Ant Timpson takes estranged family reunions to hellacious depths with “Come to Daddy.” This arthouse mystery derives pleasure from raking Elijah Wood’s gentle onscreen spirit over the flames of madness. Wood’s Norval Greenwood, a self-described music artist, is summoned from the plush safety of Beverly Hills to a dingy lake shore cabin in Oregon. Foreboding Northwestern windchill signals that he is very much a minnow on land. What befalls Norval’s innocuous trip to reconnect with his father is beyond anyone’s wackiest expectation. Despite major story potential brimming in all dark corners, this killer of a thriller neglects its psychological ramifications when the going gets gory.
Abandoned by his father at five-years-old, Norval receives a letter from his dad requesting his presence after all these decades of negligence. Upon his son’s arrival, Old David Greenwood (Stephen McHattie) makes zero attempt to hide his inebriation, nor does he value how far Norval has come after being raised in a single-mother household. Things are awkward even during simple bonding moments like taking pictures. For instance, David’s drunk clumsiness causes Norval to lose his limited-edition phone during a selfie snap. Strangely, Norval is patient with his father’s uncouth attitude. However, any attempt to find common ground is thwarted by David’s insistence on undercutting Norval’s character at every turn. The dysfunction hasn’t subsided all these years, and the truly unsettling discovery is that this stranger of a parent borders on dangerous lunacy.
Intrigue piques when Norval’s perfect facade comes undone. He admits to leading a sober life, an admission which predictably disgruntles David. Norval even goes to pretentious lengths to impress his father, lying that he knows famous musicians and embellishing his music industry clout. This stretch of truth leads to one of the best name-dropping scenes ever, with McHattie evincing the perfect amount of droll skepticism in response. The veteran character is such a roller coaster of visceral reflex and emotional outburst that he manages to elevate an otherwise inane narrative. With fearsome alacrity, Stephen McHattie delivers the year’s earliest glimpse of a strong “Best Supporting Actor” contender.

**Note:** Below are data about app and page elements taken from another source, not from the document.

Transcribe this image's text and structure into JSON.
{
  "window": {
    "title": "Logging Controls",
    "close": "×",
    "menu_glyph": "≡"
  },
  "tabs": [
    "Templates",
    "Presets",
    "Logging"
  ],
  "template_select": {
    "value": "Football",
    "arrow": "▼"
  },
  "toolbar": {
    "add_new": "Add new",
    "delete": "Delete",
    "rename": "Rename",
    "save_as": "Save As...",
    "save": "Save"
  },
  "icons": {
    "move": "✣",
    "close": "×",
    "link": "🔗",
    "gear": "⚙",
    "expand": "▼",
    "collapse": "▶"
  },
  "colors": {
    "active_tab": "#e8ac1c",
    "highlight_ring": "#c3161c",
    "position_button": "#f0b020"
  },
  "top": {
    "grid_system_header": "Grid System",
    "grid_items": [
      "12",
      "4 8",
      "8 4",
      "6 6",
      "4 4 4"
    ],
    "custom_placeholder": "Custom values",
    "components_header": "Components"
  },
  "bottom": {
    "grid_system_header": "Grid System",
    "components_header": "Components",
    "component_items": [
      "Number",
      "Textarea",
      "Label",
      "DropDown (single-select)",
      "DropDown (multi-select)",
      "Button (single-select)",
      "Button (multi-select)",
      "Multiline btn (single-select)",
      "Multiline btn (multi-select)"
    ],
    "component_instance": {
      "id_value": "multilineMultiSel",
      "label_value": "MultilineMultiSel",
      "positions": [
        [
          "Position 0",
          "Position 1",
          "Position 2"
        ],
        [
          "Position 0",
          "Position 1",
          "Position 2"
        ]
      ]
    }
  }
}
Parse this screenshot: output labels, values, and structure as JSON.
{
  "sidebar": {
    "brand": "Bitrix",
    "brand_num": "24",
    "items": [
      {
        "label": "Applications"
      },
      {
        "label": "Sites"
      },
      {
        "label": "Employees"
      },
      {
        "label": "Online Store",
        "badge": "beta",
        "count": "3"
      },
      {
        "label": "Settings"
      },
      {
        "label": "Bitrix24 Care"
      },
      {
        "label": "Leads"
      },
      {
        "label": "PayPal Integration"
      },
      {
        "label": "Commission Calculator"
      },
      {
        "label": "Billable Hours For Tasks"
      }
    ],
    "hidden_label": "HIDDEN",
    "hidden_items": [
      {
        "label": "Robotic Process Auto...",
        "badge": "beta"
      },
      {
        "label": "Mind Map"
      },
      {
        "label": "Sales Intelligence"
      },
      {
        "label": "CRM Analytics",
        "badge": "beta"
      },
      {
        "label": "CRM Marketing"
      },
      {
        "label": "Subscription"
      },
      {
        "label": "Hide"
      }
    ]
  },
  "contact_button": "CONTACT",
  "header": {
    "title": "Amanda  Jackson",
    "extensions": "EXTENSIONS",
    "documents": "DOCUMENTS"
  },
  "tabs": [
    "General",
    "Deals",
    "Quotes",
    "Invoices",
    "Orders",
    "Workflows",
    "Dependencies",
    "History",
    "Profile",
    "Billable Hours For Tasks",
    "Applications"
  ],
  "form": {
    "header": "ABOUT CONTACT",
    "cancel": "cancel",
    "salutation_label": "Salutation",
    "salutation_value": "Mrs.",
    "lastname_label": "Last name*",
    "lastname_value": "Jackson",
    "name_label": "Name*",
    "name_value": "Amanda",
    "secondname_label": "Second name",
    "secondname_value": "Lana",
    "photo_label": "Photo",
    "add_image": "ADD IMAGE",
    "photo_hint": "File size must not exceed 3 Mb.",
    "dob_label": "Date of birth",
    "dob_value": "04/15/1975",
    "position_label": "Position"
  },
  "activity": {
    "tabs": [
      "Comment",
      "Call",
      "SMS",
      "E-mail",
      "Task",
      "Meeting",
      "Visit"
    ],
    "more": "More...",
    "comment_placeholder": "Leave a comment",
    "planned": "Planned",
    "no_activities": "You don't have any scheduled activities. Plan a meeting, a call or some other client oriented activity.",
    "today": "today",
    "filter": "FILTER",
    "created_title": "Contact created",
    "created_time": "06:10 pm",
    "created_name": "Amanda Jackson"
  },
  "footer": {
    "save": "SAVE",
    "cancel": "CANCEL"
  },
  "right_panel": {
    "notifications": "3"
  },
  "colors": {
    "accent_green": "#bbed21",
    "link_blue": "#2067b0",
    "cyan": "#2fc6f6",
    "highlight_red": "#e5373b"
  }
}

The bigger puzzle is wondering which genre ensnares Elijah Wood’s paranoia this time. Certain audio cues hint at poltergeist home invasion, while other interactions suggest imminent filicide. Timpson enjoys throwing clues, only to pull the rug from underneath just when viewers believe they’ve figured it out. The downside is that once the movie does show the goods, the taste runs foul. Certain dark comedic elements are difficult to stomach, especially when mountains of gore become obtrusive (and in some cases unnecessary). The film’s gratuitous violence has no greater purpose than pure shock value, lacking the kinetic energy of a Tarantino bloody shoot-out or even the savage yet hypnotic rhythm of a Jeremy Saulnier thriller.
“Come to Daddy” starts off with immense promise by alluding to the inescapable horrors a father can unwittingly attach to their offspring. Yet it devolves into aggressive mutilations and disgusting confrontations. In fact, the indie thriller is the vulgar equivalent of “Jackass” with how far it’s willing to push audiences’ tolerance level. Thematic substance evaporates once the raucous second-half takes over, so focused on topping its visual disgust from scene to scene that it loses all semblance of familial appeal. When it comes to “Come to Daddy,” sometimes it’s best to leave surface level-interactions exactly as they are.